[Records contained in a dataset]
┌──
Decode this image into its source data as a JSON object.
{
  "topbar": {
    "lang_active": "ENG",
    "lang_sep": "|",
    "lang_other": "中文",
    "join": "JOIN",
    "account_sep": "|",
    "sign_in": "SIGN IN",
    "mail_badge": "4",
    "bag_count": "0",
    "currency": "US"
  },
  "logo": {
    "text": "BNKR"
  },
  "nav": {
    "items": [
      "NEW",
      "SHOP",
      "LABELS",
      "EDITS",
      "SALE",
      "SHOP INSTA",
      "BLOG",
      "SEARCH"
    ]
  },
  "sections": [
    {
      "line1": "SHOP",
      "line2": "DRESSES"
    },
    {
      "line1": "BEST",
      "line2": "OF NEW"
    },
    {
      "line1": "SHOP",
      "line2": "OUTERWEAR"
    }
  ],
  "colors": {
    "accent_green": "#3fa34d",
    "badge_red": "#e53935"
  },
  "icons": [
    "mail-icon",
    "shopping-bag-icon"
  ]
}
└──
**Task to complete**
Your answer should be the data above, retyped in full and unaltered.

**Response box**
Decode this image into its source data as a JSON object.
{
  "topbar": {
    "lang_active": "ENG",
    "lang_sep": "|",
    "lang_other": "中文",
    "join": "JOIN",
    "account_sep": "|",
    "sign_in": "SIGN IN",
    "mail_badge": "4",
    "bag_count": "0",
    "currency": "US"
  },
  "logo": {
    "text": "BNKR"
  },
  "nav": {
    "items": [
      "NEW",
      "SHOP",
      "LABELS",
      "EDITS",
      "SALE",
      "SHOP INSTA",
      "BLOG",
      "SEARCH"
    ]
  },
  "sections": [
    {
      "line1": "SHOP",
      "line2": "DRESSES"
    },
    {
      "line1": "BEST",
      "line2": "OF NEW"
    },
    {
      "line1": "SHOP",
      "line2": "OUTERWEAR"
    }
  ],
  "colors": {
    "accent_green": "#3fa34d",
    "badge_red": "#e53935"
  },
  "icons": [
    "mail-icon",
    "shopping-bag-icon"
  ]
}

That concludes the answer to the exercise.